- March 2016
- February 2016
- January 2016
- HB 1366: Why the Defintion of "Competencies" is Critical to Local Control
- OPPOSE HB 1239, relative to certain terminology in the education statutes.
- OPPOSE HB 1240, an act relative to the statewide assessment.
- OPPOSE HB 1604, relative to instructional methods to enable students to acquire and apply requisite knowledge and skills
- OPPOSE HB 471, relative to the duties of school boards.
OPPOSE HB 1240, an act relative to the statewide assessment.
... (not verified) - 2 February 2016 - 5:22pm
Oppose HB 1240. It's another "bait and switch" bill from Rep. Ladd to enable PACE.
Here's the link to the bill:
This bill pretends to authorize “locally designed” assessments as an alternative to the statewide assessment. However, the State department of education is the gatekeeper, approving all statewide assessments.
Only those alternative assessments that are approved by the department will be allowed. The department has made its position crystal clear in its 2015 ESEA Waiver that it intends to transition all school districts over to PACE, which is anything but a locally designed assessment -- despite the department’s marketing pitch to the contrary.
Authorizing standardized assessments, which are simple measurement tools that students can take to demonstrate what they know and are able to do, would be great. However, authorizing PACE, which is fraudulently labeled a “locally designed” assessment, is unacceptable.
PACE is an invasive program that requires districts to abdicate local authority over its standards, its competencies, which are course targets or goals, and its grading system. There is precious little remaining in terms of local control of the curriculum at that point. However, that is just the starting point when transitioning over to PACE.
All of this is explained in the 2015 ESEA Waiver. Next the district must “anchor their annual determinations of proficiency (competency) to the Smarter Balanced ALDs (Achievement Level Descriptors) for the grade level and subject area.” How is PACE even an alternative to Smarter Balanced assessments when it's based on Smarter Balanced assessments? Clearly it is not.
The district must consult with Regional districts and other "experts" to design and grade this assessment. Finally, the district must seek departmental approval.
It is a huge deception to say that PACE is “locally-designed” given the inflexible parameters and pre-requisites needed to participate in this program. Parents deserve better than this legislatively-enabled deception imposed upon their children.

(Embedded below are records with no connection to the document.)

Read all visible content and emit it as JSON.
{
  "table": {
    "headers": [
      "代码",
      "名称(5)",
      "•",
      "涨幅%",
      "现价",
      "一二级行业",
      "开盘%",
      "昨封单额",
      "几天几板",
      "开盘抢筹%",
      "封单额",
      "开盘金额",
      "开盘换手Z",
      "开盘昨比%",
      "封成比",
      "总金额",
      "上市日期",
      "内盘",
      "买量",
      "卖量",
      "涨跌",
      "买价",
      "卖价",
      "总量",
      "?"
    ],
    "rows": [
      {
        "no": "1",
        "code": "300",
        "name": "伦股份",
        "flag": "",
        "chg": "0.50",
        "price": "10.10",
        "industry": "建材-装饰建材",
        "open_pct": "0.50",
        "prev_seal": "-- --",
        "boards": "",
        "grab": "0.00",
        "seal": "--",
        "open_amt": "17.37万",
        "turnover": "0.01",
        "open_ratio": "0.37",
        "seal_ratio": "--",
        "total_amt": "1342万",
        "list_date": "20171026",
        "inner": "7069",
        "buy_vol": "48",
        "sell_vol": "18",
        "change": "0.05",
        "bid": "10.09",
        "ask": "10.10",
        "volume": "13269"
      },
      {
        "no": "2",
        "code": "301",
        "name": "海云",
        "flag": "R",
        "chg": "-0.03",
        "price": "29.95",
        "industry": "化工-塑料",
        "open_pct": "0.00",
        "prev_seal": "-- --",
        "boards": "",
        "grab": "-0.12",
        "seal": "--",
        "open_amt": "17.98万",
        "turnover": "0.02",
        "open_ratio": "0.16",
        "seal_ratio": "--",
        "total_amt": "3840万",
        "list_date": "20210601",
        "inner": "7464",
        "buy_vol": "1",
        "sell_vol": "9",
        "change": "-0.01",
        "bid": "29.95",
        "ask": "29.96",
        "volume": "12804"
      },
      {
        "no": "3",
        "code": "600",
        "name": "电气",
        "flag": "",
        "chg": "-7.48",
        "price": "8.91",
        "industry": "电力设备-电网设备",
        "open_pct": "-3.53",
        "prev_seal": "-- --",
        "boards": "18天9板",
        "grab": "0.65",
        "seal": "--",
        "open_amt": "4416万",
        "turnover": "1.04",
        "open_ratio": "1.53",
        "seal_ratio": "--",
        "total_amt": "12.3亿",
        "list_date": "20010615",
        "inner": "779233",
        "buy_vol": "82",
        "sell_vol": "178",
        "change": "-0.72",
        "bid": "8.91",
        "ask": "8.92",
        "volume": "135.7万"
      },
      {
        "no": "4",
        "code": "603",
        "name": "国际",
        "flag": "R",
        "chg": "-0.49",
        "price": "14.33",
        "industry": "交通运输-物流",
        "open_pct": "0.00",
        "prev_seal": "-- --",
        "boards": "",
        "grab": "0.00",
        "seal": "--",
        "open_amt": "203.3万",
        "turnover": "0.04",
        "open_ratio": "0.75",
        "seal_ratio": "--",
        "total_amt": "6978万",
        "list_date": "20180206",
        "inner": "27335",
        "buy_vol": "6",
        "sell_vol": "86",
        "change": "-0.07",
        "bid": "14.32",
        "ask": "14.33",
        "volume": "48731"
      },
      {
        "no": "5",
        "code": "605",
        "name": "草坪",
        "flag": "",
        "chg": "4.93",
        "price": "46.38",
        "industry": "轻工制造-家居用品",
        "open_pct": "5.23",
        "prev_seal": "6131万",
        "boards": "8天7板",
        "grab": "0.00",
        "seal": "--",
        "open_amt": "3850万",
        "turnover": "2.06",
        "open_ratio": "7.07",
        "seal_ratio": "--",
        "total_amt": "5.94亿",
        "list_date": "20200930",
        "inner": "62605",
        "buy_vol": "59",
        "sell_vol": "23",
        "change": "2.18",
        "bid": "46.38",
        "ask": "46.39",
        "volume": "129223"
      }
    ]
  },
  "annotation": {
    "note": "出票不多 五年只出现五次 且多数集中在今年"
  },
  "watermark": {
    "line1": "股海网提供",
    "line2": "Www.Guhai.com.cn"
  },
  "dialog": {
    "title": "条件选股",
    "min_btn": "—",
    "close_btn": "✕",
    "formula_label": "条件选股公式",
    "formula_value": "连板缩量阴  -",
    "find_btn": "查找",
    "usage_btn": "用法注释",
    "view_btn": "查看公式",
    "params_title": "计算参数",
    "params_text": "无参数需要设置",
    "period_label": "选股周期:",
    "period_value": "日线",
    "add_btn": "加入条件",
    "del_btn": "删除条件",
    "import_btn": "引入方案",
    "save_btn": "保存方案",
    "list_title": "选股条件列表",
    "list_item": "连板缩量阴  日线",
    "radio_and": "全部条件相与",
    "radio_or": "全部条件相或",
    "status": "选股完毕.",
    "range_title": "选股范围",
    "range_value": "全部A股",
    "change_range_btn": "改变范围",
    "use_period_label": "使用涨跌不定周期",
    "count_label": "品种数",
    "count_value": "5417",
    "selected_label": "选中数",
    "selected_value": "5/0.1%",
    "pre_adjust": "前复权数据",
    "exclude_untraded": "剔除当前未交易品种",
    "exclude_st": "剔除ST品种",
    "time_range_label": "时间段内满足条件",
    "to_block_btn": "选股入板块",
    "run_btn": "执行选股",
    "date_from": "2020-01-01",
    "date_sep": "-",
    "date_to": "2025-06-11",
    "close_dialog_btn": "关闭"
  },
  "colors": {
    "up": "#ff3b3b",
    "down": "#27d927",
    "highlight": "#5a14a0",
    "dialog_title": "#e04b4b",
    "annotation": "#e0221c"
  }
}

Deceptive language -- misleading districts to believe PACE is “locally designed” assessments -- must be removed.
Moreover, it is extremely unlikely that the department will approve anything but PACE if given the opportunity. The department has already promised the US Education Department in its last Waiver that it would implement PACE in all school districts in New Hampshire. That’s the objective.
After a heated debate in the Senate, approval for PACE was removed from HB 323 last June. This indirect reference to PACE needs to be removed from HB 1240 as well. If the legislature wants to allow authentic locally designed assessments, it should restore the language adopted in 1993 in RSA 193-C: 9, Local Education Improvement and Assessment Plan, which was repealed by SB 48 to meet the perceived requirements of the old 2013 Waiver.

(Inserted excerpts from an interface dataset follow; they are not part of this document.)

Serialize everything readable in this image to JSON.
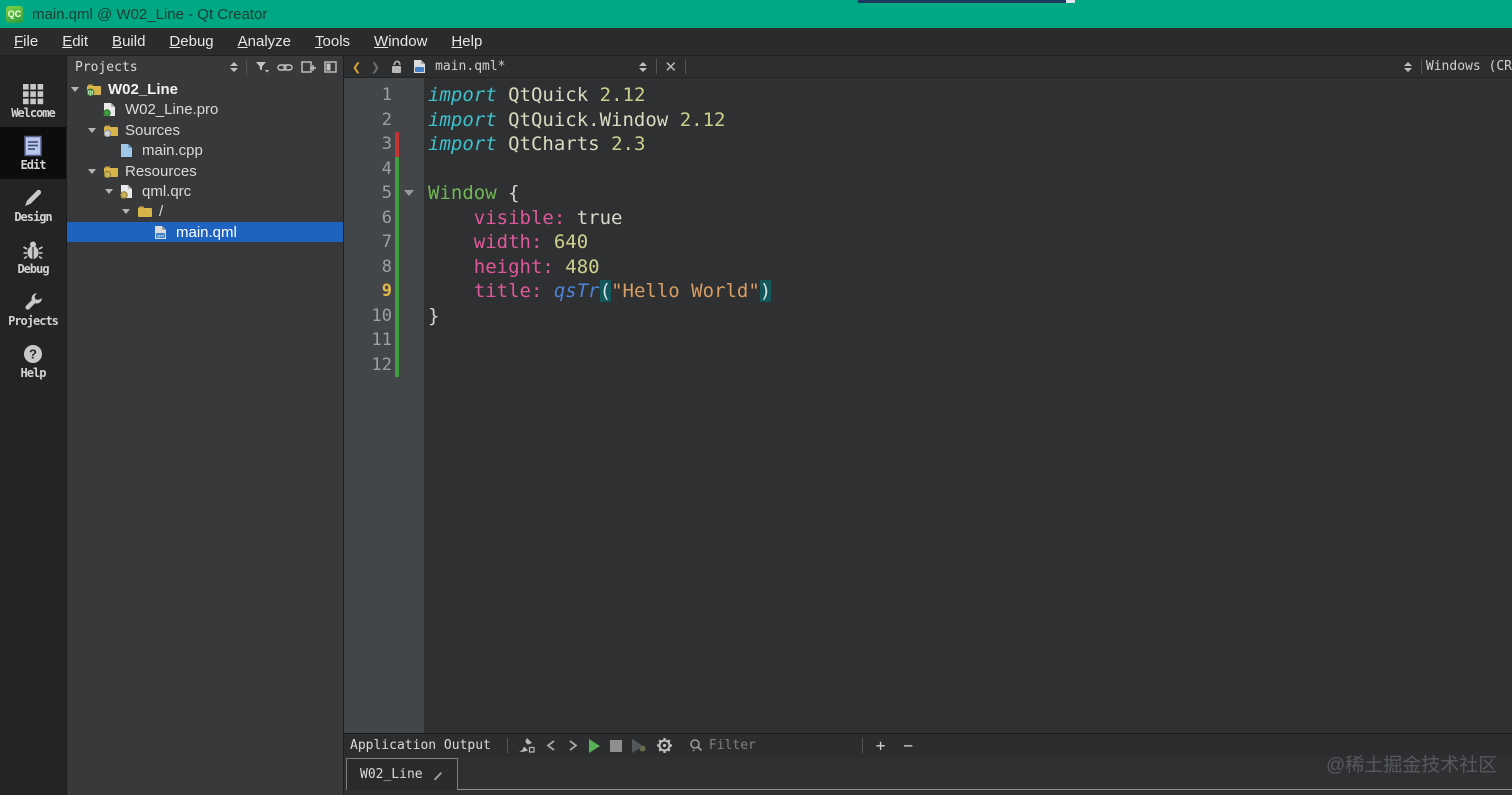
{
  "titlebar": {
    "badge": "QC",
    "title": "main.qml @ W02_Line - Qt Creator"
  },
  "menubar": {
    "items": [
      "File",
      "Edit",
      "Build",
      "Debug",
      "Analyze",
      "Tools",
      "Window",
      "Help"
    ]
  },
  "mode_sidebar": {
    "items": [
      {
        "label": "Welcome",
        "icon": "grid-icon",
        "active": false
      },
      {
        "label": "Edit",
        "icon": "document-icon",
        "active": true
      },
      {
        "label": "Design",
        "icon": "pencil-icon",
        "active": false
      },
      {
        "label": "Debug",
        "icon": "bug-icon",
        "active": false
      },
      {
        "label": "Projects",
        "icon": "wrench-icon",
        "active": false
      },
      {
        "label": "Help",
        "icon": "help-icon",
        "active": false
      }
    ]
  },
  "projects_panel": {
    "header": {
      "title": "Projects",
      "icons": [
        "pane-selector-arrows-icon",
        "filter-icon",
        "link-with-editor-icon",
        "split-icon",
        "close-pane-icon"
      ]
    },
    "tree": [
      {
        "label": "W02_Line",
        "depth": 0,
        "icon": "qt-project-folder-icon",
        "arrow": true,
        "bold": true,
        "selected": false
      },
      {
        "label": "W02_Line.pro",
        "depth": 1,
        "icon": "pro-file-icon",
        "arrow": false,
        "bold": false,
        "selected": false
      },
      {
        "label": "Sources",
        "depth": 1,
        "icon": "sources-folder-icon",
        "arrow": true,
        "bold": false,
        "selected": false
      },
      {
        "label": "main.cpp",
        "depth": 2,
        "icon": "cpp-file-icon",
        "arrow": false,
        "bold": false,
        "selected": false
      },
      {
        "label": "Resources",
        "depth": 1,
        "icon": "resources-folder-icon",
        "arrow": true,
        "bold": false,
        "selected": false
      },
      {
        "label": "qml.qrc",
        "depth": 2,
        "icon": "qrc-file-icon",
        "arrow": true,
        "bold": false,
        "selected": false
      },
      {
        "label": "/",
        "depth": 3,
        "icon": "folder-icon",
        "arrow": true,
        "bold": false,
        "selected": false
      },
      {
        "label": "main.qml",
        "depth": 4,
        "icon": "qml-file-icon",
        "arrow": false,
        "bold": false,
        "selected": true
      }
    ]
  },
  "editor": {
    "navbar": {
      "file_label": "main.qml*"
    },
    "line_endings": "Windows (CR",
    "current_line": 9,
    "fold_line": 5,
    "vcs": {
      "red_line": 3,
      "green_from": 4,
      "green_to": 12
    },
    "lines": [
      {
        "num": 1,
        "tokens": [
          [
            "kw",
            "import"
          ],
          [
            "plain",
            " "
          ],
          [
            "mod",
            "QtQuick"
          ],
          [
            "plain",
            " "
          ],
          [
            "num",
            "2.12"
          ]
        ]
      },
      {
        "num": 2,
        "tokens": [
          [
            "kw",
            "import"
          ],
          [
            "plain",
            " "
          ],
          [
            "mod",
            "QtQuick.Window"
          ],
          [
            "plain",
            " "
          ],
          [
            "num",
            "2.12"
          ]
        ]
      },
      {
        "num": 3,
        "tokens": [
          [
            "kw",
            "import"
          ],
          [
            "plain",
            " "
          ],
          [
            "mod",
            "QtCharts"
          ],
          [
            "plain",
            " "
          ],
          [
            "num",
            "2.3"
          ]
        ]
      },
      {
        "num": 4,
        "tokens": []
      },
      {
        "num": 5,
        "tokens": [
          [
            "type",
            "Window"
          ],
          [
            "plain",
            " {"
          ]
        ]
      },
      {
        "num": 6,
        "tokens": [
          [
            "plain",
            "    "
          ],
          [
            "prop",
            "visible:"
          ],
          [
            "plain",
            " "
          ],
          [
            "val",
            "true"
          ]
        ]
      },
      {
        "num": 7,
        "tokens": [
          [
            "plain",
            "    "
          ],
          [
            "prop",
            "width:"
          ],
          [
            "plain",
            " "
          ],
          [
            "num",
            "640"
          ]
        ]
      },
      {
        "num": 8,
        "tokens": [
          [
            "plain",
            "    "
          ],
          [
            "prop",
            "height:"
          ],
          [
            "plain",
            " "
          ],
          [
            "num",
            "480"
          ]
        ]
      },
      {
        "num": 9,
        "tokens": [
          [
            "plain",
            "    "
          ],
          [
            "prop",
            "title:"
          ],
          [
            "plain",
            " "
          ],
          [
            "fn",
            "qsTr"
          ],
          [
            "pm",
            "("
          ],
          [
            "str",
            "\"Hello World\""
          ],
          [
            "pm",
            ")"
          ]
        ]
      },
      {
        "num": 10,
        "tokens": [
          [
            "plain",
            "}"
          ]
        ]
      },
      {
        "num": 11,
        "tokens": []
      },
      {
        "num": 12,
        "tokens": []
      }
    ]
  },
  "output_pane": {
    "title": "Application Output",
    "filter_placeholder": "Filter",
    "zoom_in_label": "+",
    "zoom_out_label": "−",
    "tab_label": "W02_Line"
  },
  "watermark": "@稀土掘金技术社区",
  "colors": {
    "titlebar_teal": "#00a884",
    "selection_blue": "#1f63c0",
    "current_line_gold": "#e5b84e",
    "vcs_red": "#c23434",
    "vcs_green": "#3f9e3f",
    "play_green": "#58b158"
  }
}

If you look at 2013 SB 48, it actually misled legislators, claiming to removed “RSA 193-C:9, relative to the local education improvement fund” not the Local Education Improvement and Assessment Plan, which was the current state law. Here are the Local Assessment sections that were removed:
193-C:1 V. A critical part of this program is the local education improvement and assessment plan. In order for an assessment program to give an accurate picture of student performance, it must include more than a one-time measure. Local school districts should devise and implement measures, which focus on the continuing growth of individual students, and report the results to parents along with those obtained from the state-developed tool.
193-C:9 Local Education Improvement and Assessment Plan.
I. Each school district in New Hampshire is encouraged to develop a local education improvement and assessment plan which builds upon and complements the goals established for the program, including:
(a) Local assessment measures which focus on individual student performance.
(b) Participation in the program.
(c) The use of local and statewide assessment results to improve instruction and enhance student learning.
(d) Methods for reporting the results of all assessment measures.
II. This plan may be submitted to the department of education for review. The department shall provide technical assistance at the request of the school districts in developing and implementing these assessment plans.
III. In addition, local school districts are encouraged to submit to the department of education information relating to:
(a) Methods of instruction which have proven to be effective in helping students reach the state-developed standards.
(b) Methods of assessment which have proven to be effective in assessing what students know and are able to do.
IV. In accordance with RSA 21-N:6, VII, the department shall develop a system whereby such information can be collected, compiled, and disseminated to local school districts.
Amend HB 1240 to eliminate deceptive “locally-designed” assessment, or just vote this bill Inexpedient to Legislate.